What is all comes down to is control. A society with individual freedoms is not possible to control to the degree in which the elites would like. How can the progressives teach whatever they want in our schools with Dick and Jane’s mom attending the PTA meetings? They take over the PTA and school board leadership, that is how. How about home schooling? In some states such as California there are attempts being made to make being a home schooling nearly impossible. Although the linked article is old and strict legal opinion looks like it sides with home schooling, it does give a window into the thought process of the progressive school administrator who don’t think parents have a right to teach their own children. It is for your own good that you don’t teach your children and it is for the collective good that children receive the same indoctrination teachings at government run (i.e. progressive) institutions.

Gun rights have been under constant attack for as long as I can remember. As pointed out above, there are many locations where it is completely illegal for a law-abiding citizen to even own a weapon, much less get a conceal-carry permit.
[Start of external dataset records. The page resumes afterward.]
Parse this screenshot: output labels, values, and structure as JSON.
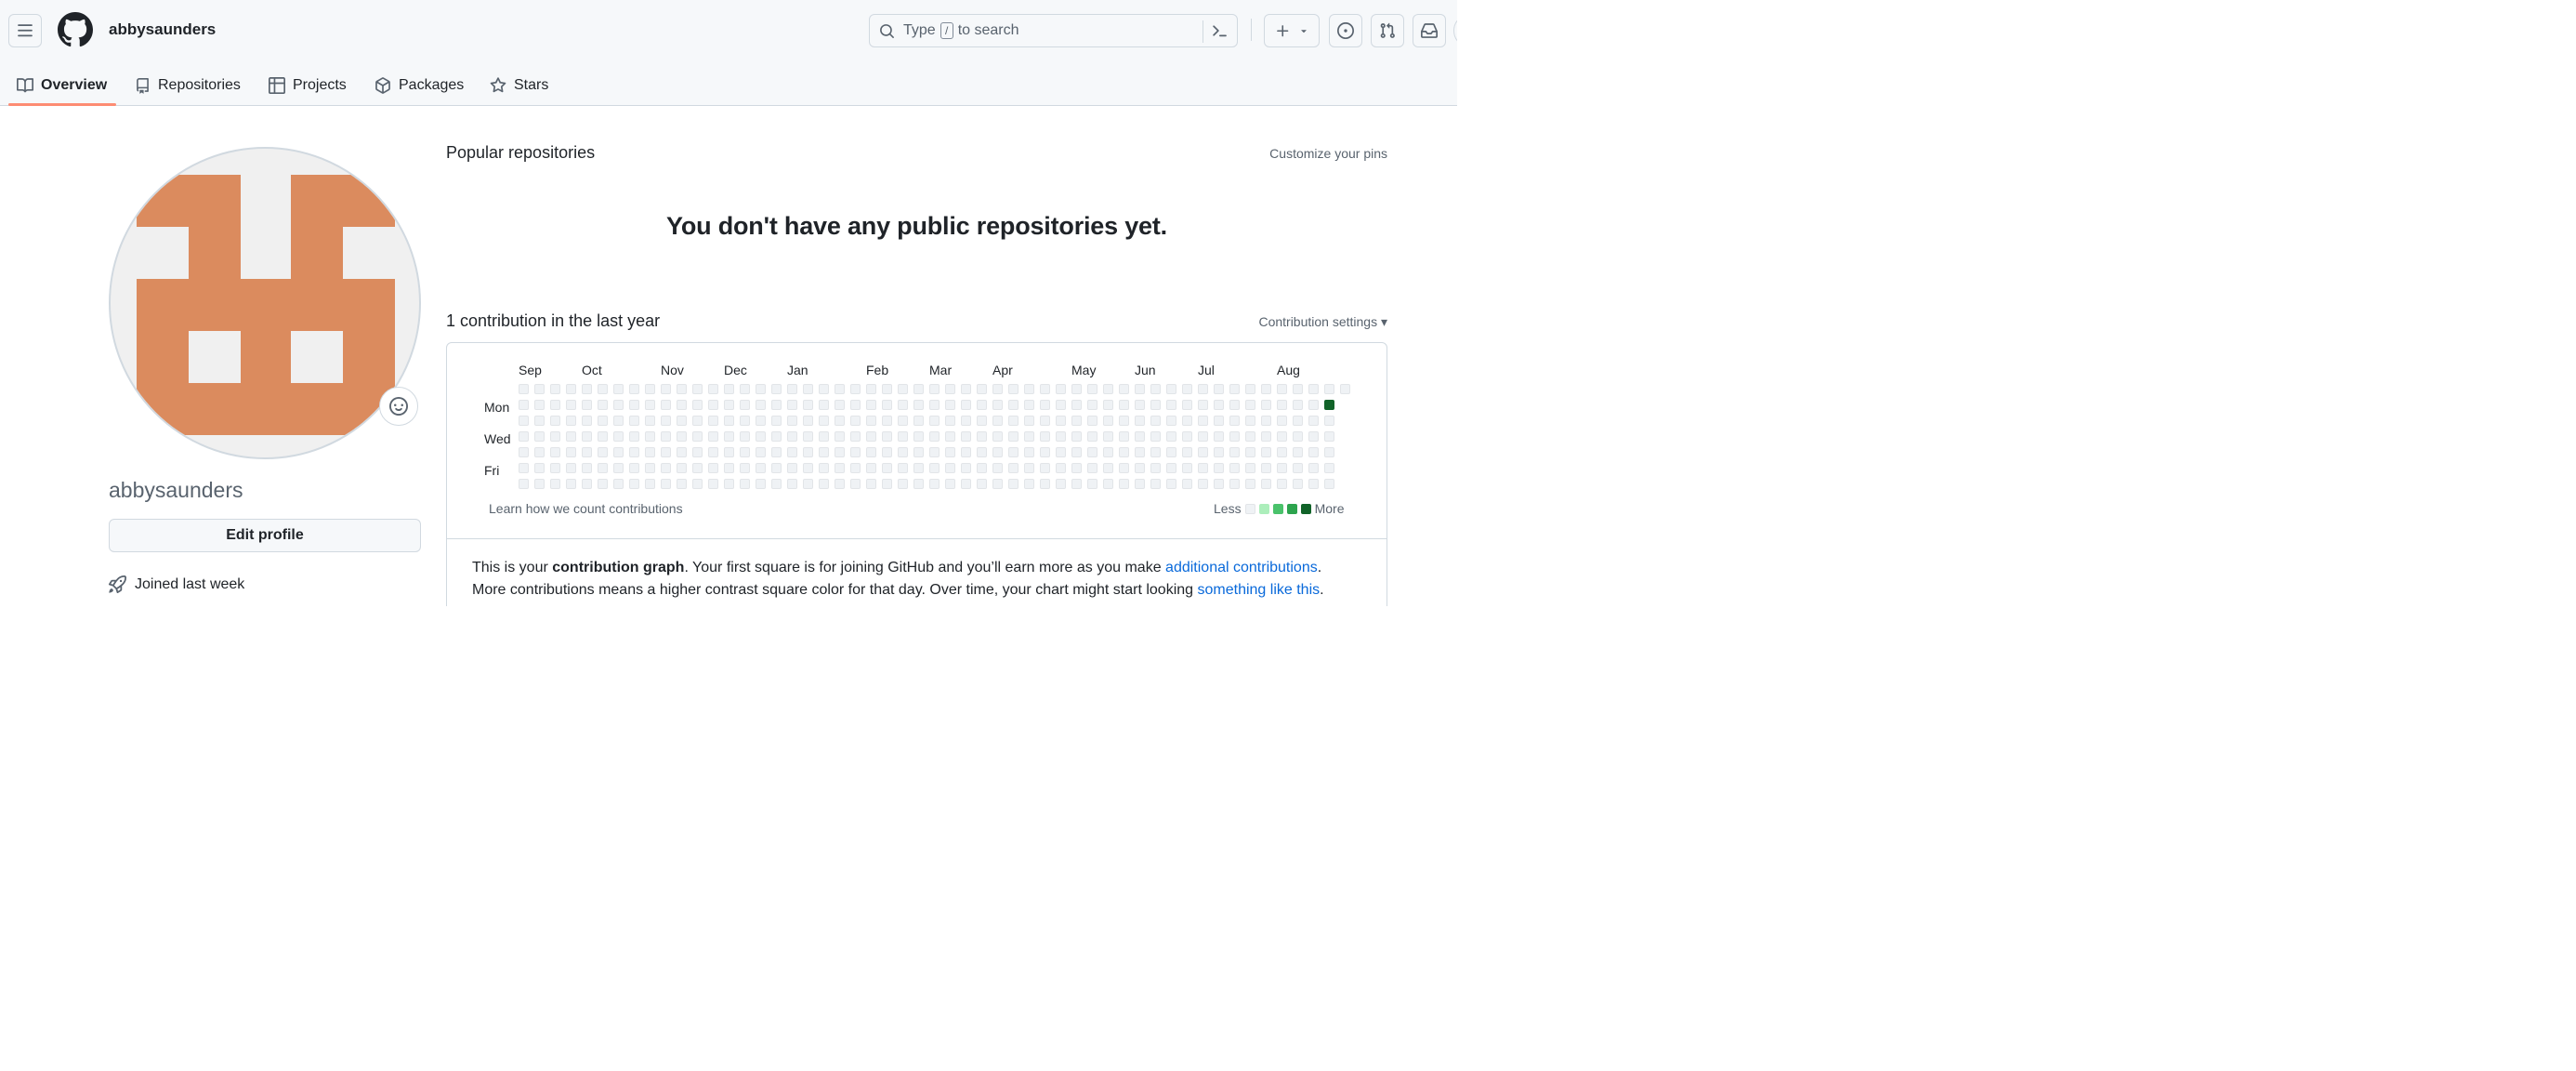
{
  "header": {
    "username": "abbysaunders",
    "search": {
      "prefix": "Type",
      "key": "/",
      "suffix": "to search"
    }
  },
  "tabs": [
    {
      "label": "Overview",
      "icon": "book-icon",
      "active": true
    },
    {
      "label": "Repositories",
      "icon": "repo-icon",
      "active": false
    },
    {
      "label": "Projects",
      "icon": "table-icon",
      "active": false
    },
    {
      "label": "Packages",
      "icon": "package-icon",
      "active": false
    },
    {
      "label": "Stars",
      "icon": "star-icon",
      "active": false
    }
  ],
  "profile": {
    "name": "abbysaunders",
    "edit_label": "Edit profile",
    "joined": "Joined last week"
  },
  "popular": {
    "title": "Popular repositories",
    "customize": "Customize your pins",
    "empty": "You don't have any public repositories yet."
  },
  "contributions": {
    "title": "1 contribution in the last year",
    "settings": "Contribution settings ▾",
    "months": [
      "Sep",
      "Oct",
      "Nov",
      "Dec",
      "Jan",
      "Feb",
      "Mar",
      "Apr",
      "May",
      "Jun",
      "Jul",
      "Aug"
    ],
    "days": [
      "Mon",
      "Wed",
      "Fri"
    ],
    "learn": "Learn how we count contributions",
    "less": "Less",
    "more": "More",
    "weeks": 53,
    "highlight": {
      "week": 51,
      "day": 1,
      "level": 4
    },
    "colors": {
      "empty": "#eff2f5",
      "level1": "#aceebb",
      "level2": "#4ac26b",
      "level3": "#2da44e",
      "level4": "#116329"
    }
  },
  "explain": {
    "p1_a": "This is your ",
    "p1_b": "contribution graph",
    "p1_c": ". Your first square is for joining GitHub and you’ll earn more as you make ",
    "p1_link": "additional contributions",
    "p1_d": ".",
    "p2_a": "More contributions means a higher contrast square color for that day. Over time, your chart might start looking ",
    "p2_link": "something like this",
    "p2_b": "."
  }
}
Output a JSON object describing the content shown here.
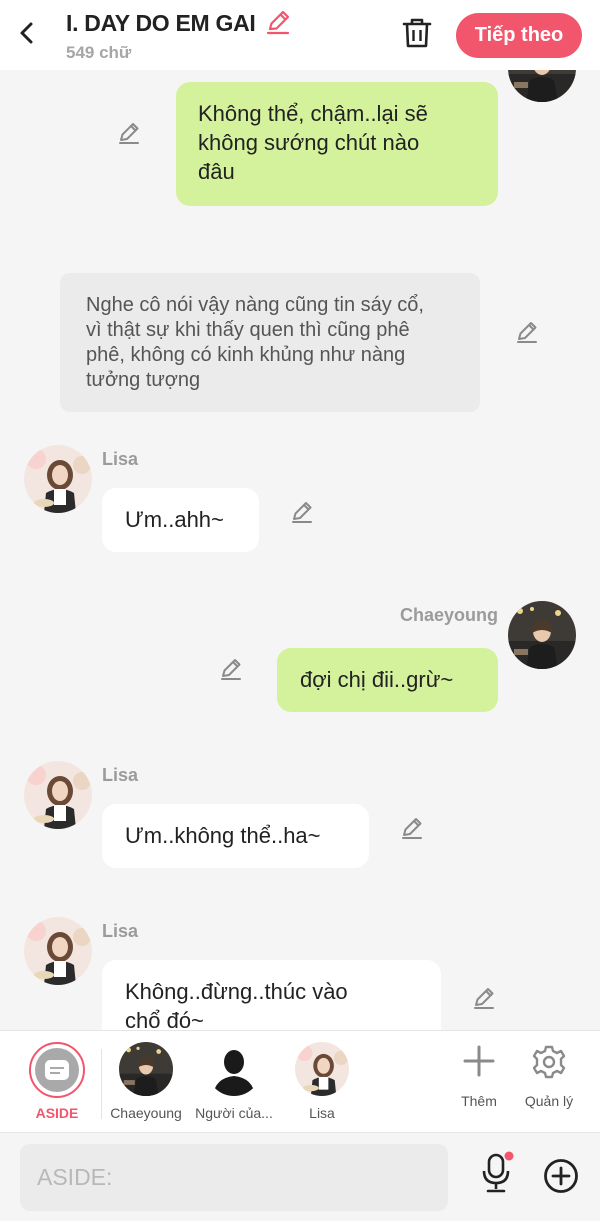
{
  "header": {
    "title": "I. DAY DO EM GAI",
    "word_count": "549 chữ",
    "next_label": "Tiếp theo"
  },
  "colors": {
    "accent": "#f2566c",
    "green_bubble": "#d4f29c",
    "gray_bubble": "#ebebeb"
  },
  "messages": [
    {
      "type": "green",
      "text_lines": [
        "Không thể, chậm..lại sẽ",
        "không sướng chút nào",
        "đâu"
      ]
    },
    {
      "type": "narration",
      "text_lines": [
        "Nghe cô nói vậy nàng cũng tin sáy cổ,",
        "vì thật sự khi thấy quen thì cũng phê",
        "phê, không có kinh khủng như nàng",
        "tưởng tượng"
      ]
    },
    {
      "type": "white",
      "sender": "Lisa",
      "text": "Ưm..ahh~"
    },
    {
      "type": "green",
      "sender": "Chaeyoung",
      "text": "đợi chị đii..grừ~"
    },
    {
      "type": "white",
      "sender": "Lisa",
      "text": "Ưm..không thể..ha~"
    },
    {
      "type": "white",
      "sender": "Lisa",
      "text_lines": [
        "Không..đừng..thúc vào",
        "chổ đó~"
      ]
    }
  ],
  "characters": [
    {
      "label": "ASIDE",
      "active": true,
      "icon": "chat-bubble-icon"
    },
    {
      "label": "Chaeyoung",
      "active": false
    },
    {
      "label": "Người của...",
      "active": false,
      "icon": "person-silhouette-icon"
    },
    {
      "label": "Lisa",
      "active": false
    },
    {
      "label": "Thêm",
      "icon": "plus-icon"
    },
    {
      "label": "Quản lý",
      "icon": "gear-icon"
    }
  ],
  "input": {
    "placeholder": "ASIDE:"
  }
}
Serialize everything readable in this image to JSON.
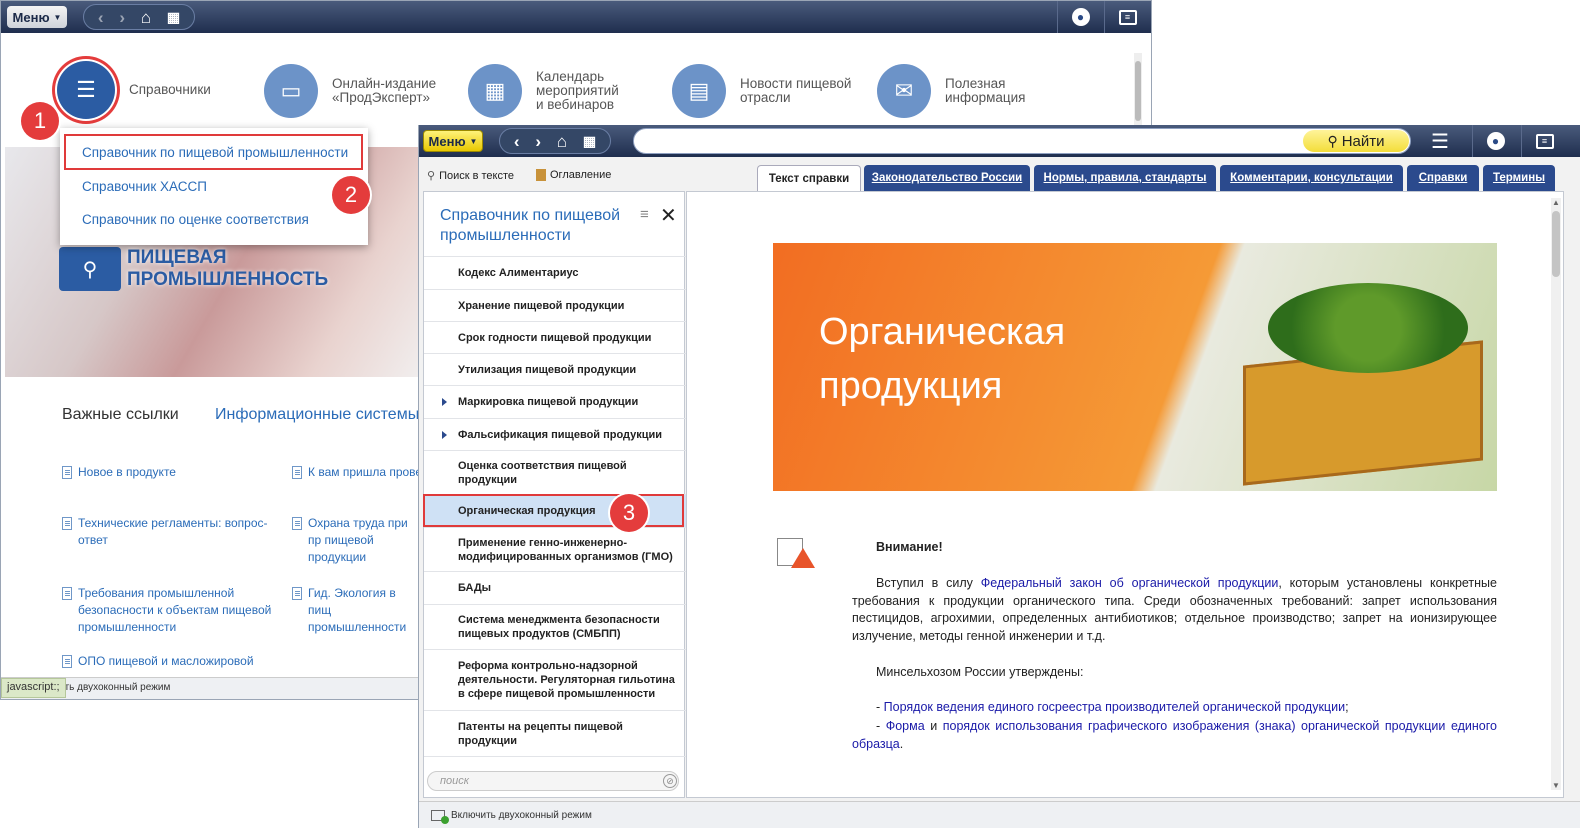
{
  "back_window": {
    "menu_label": "Меню",
    "categories": [
      {
        "label": "Справочники",
        "icon": "list-icon"
      },
      {
        "label_lines": [
          "Онлайн-издание",
          "«ПродЭксперт»"
        ],
        "icon": "monitor-icon"
      },
      {
        "label_lines": [
          "Календарь",
          "мероприятий",
          "и вебинаров"
        ],
        "icon": "calendar-icon"
      },
      {
        "label_lines": [
          "Новости пищевой",
          "отрасли"
        ],
        "icon": "newspaper-icon"
      },
      {
        "label_lines": [
          "Полезная",
          "информация"
        ],
        "icon": "info-icon"
      }
    ],
    "dropdown": [
      "Справочник по пищевой промышленности",
      "Справочник ХАССП",
      "Справочник по оценке соответствия"
    ],
    "hero_text": [
      "ПИЩЕВАЯ",
      "ПРОМЫШЛЕННОСТЬ"
    ],
    "tabs": [
      "Важные ссылки",
      "Информационные системы"
    ],
    "links_col1": [
      "Новое в продукте",
      "Технические регламенты: вопрос-ответ",
      "Требования промышленной безопасности к объектам пищевой промышленности",
      "ОПО пищевой и масложировой"
    ],
    "links_col2": [
      "К вам пришла прове",
      "Охрана труда при пр пищевой продукции",
      "Гид. Экология в пищ промышленности"
    ],
    "status_text": "ить двухоконный режим",
    "status_tooltip": "javascript:;"
  },
  "front_window": {
    "menu_label": "Меню",
    "search_button": "Найти",
    "toolbar": {
      "search_in_text": "Поиск в тексте",
      "contents": "Оглавление"
    },
    "tabs": [
      "Текст справки",
      "Законодательство России",
      "Нормы, правила, стандарты",
      "Комментарии, консультации",
      "Справки",
      "Термины"
    ],
    "toc_title": "Справочник по пищевой промышленности",
    "toc_items": [
      {
        "label": "Кодекс Алиментариус",
        "expandable": false
      },
      {
        "label": "Хранение пищевой продукции",
        "expandable": false
      },
      {
        "label": "Срок годности пищевой продукции",
        "expandable": false
      },
      {
        "label": "Утилизация пищевой продукции",
        "expandable": false
      },
      {
        "label": "Маркировка пищевой продукции",
        "expandable": true
      },
      {
        "label": "Фальсификация пищевой продукции",
        "expandable": true
      },
      {
        "label": "Оценка соответствия пищевой продукции",
        "expandable": false
      },
      {
        "label": "Органическая продукция",
        "expandable": false,
        "selected": true
      },
      {
        "label": "Применение генно-инженерно-модифицированных организмов (ГМО)",
        "expandable": false
      },
      {
        "label": "БАДы",
        "expandable": false
      },
      {
        "label": "Система менеджмента безопасности пищевых продуктов (СМБПП)",
        "expandable": false
      },
      {
        "label": "Реформа контрольно-надзорной деятельности. Регуляторная гильотина в сфере пищевой промышленности",
        "expandable": false
      },
      {
        "label": "Патенты на рецепты пищевой продукции",
        "expandable": false
      }
    ],
    "toc_search_placeholder": "поиск",
    "banner_title": [
      "Органическая",
      "продукция"
    ],
    "attention": "Внимание!",
    "para1": {
      "prefix": "Вступил в силу ",
      "link": "Федеральный закон об органической продукции",
      "suffix": ", которым установлены конкретные требования к продукции органического типа. Среди обозначенных требований: запрет использования пестицидов, агрохимии, определенных антибиотиков; отдельное производство; запрет на ионизирующее излучение, методы генной инженерии и т.д."
    },
    "para2": "Минсельхозом России утверждены:",
    "list1": {
      "dash": "- ",
      "link": "Порядок ведения единого госреестра производителей органической продукции",
      "end": ";"
    },
    "list2": {
      "dash": "- ",
      "link1": "Форма",
      "mid": " и ",
      "link2": "порядок использования графического изображения (знака) органической продукции единого образца",
      "end": "."
    },
    "status_text": "Включить двухоконный режим"
  },
  "badges": [
    "1",
    "2",
    "3"
  ],
  "colors": {
    "accent_blue": "#2b4a8d",
    "highlight_red": "#e03a3a",
    "banner_orange": "#f08a24",
    "menu_yellow": "#f5d400"
  }
}
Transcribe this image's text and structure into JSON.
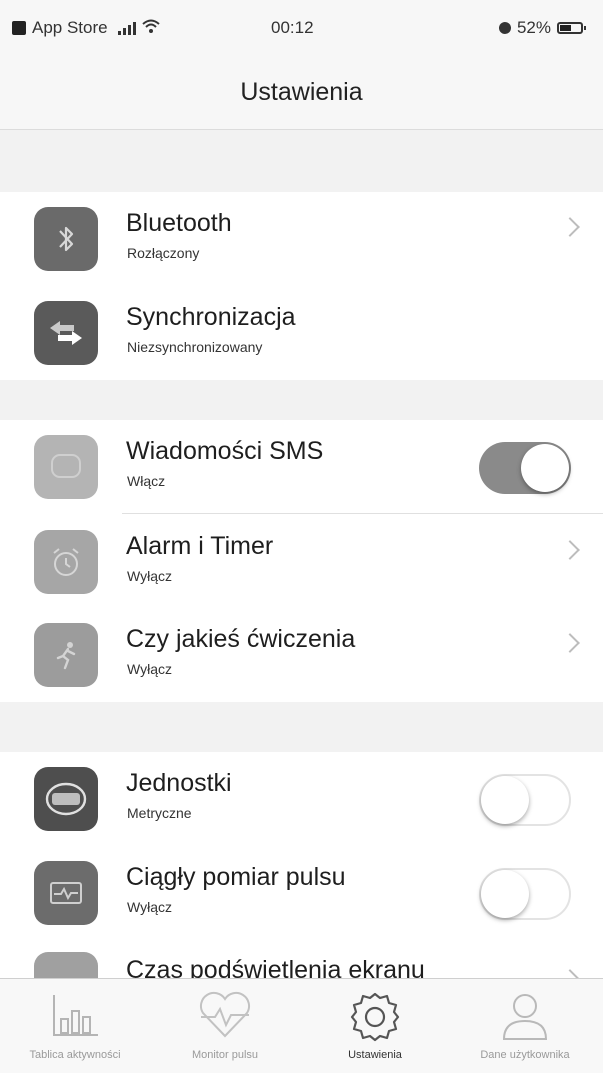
{
  "status_bar": {
    "carrier": "App Store",
    "time": "00:12",
    "battery": "52%"
  },
  "nav": {
    "title": "Ustawienia"
  },
  "sections": [
    {
      "rows": [
        {
          "title": "Bluetooth",
          "subtitle": "Rozłączony",
          "icon": "bluetooth-icon",
          "accessory": "chevron"
        },
        {
          "title": "Synchronizacja",
          "subtitle": "Niezsynchronizowany",
          "icon": "sync-icon",
          "accessory": "none"
        }
      ]
    },
    {
      "rows": [
        {
          "title": "Wiadomości SMS",
          "subtitle": "Włącz",
          "icon": "sms-icon",
          "accessory": "toggle",
          "toggle_on": true
        },
        {
          "title": "Alarm i Timer",
          "subtitle": "Wyłącz",
          "icon": "alarm-clock-icon",
          "accessory": "chevron"
        },
        {
          "title": "Czy jakieś ćwiczenia",
          "subtitle": "Wyłącz",
          "icon": "exercise-icon",
          "accessory": "chevron"
        }
      ]
    },
    {
      "rows": [
        {
          "title": "Jednostki",
          "subtitle": "Metryczne",
          "icon": "units-icon",
          "accessory": "toggle",
          "toggle_on": false
        },
        {
          "title": "Ciągły pomiar pulsu",
          "subtitle": "Wyłącz",
          "icon": "heart-monitor-icon",
          "accessory": "toggle",
          "toggle_on": false
        },
        {
          "title": "Czas podświetlenia ekranu",
          "subtitle": "",
          "icon": "backlight-icon",
          "accessory": "chevron"
        }
      ]
    }
  ],
  "tab_bar": {
    "active_index": 2,
    "tabs": [
      {
        "label": "Tablica aktywności",
        "icon": "activity-chart-icon"
      },
      {
        "label": "Monitor pulsu",
        "icon": "heart-pulse-icon"
      },
      {
        "label": "Ustawienia",
        "icon": "gear-icon"
      },
      {
        "label": "Dane użytkownika",
        "icon": "user-icon"
      }
    ]
  },
  "colors": {
    "toggle_on": "#8a8a8a",
    "icon_dark": "#5f5f5f",
    "icon_light": "#a9a9a9",
    "section_gap": "#f2f2f2"
  }
}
Oddly enough, I live in one of the most liberal states in the Union, but we have fairly simple conceal-carry laws.  But others, such as those living in Chicago and San Francisco, are not so lucky. In a city like Chicago, where gangs run amok in many locations, it is illegal to even own a firearm for self-defense. Fortunately there is some push back. The Heller v. DC decision by the SCOTUS has finally defined an individual’s right to bear arms for private use in their homes. But the battle to keep these rights will continue.

I do believe that Americans are waking up, if ever so slowly. The Tea Party is an example. But we are fighting an uphill battle with an entrenched power who is not only willing to do what it takes, but is in the position to make laws that prevent us from exercising are full freedoms laid out in the Constitution.



  2. Please read "The Law" if you haven't already. It was written by the French economist: Frederic Bastiat. The legitimate purposes for the law are: To protect people from each other (coersion, brutality, theft, etc.); to protect private property, and to protect the peoples personal freedom.

  3. Anon: I have attempted to read Bastiat a couple of times but found his writing a little dry, but oddly enough his explanations are something I can understand. I know, sounds like a contridiction. But you are correct, if I am going to blog about freedoms, it pays to have as much knowledge as possible.

    Thank You for the tip; PACNW Righty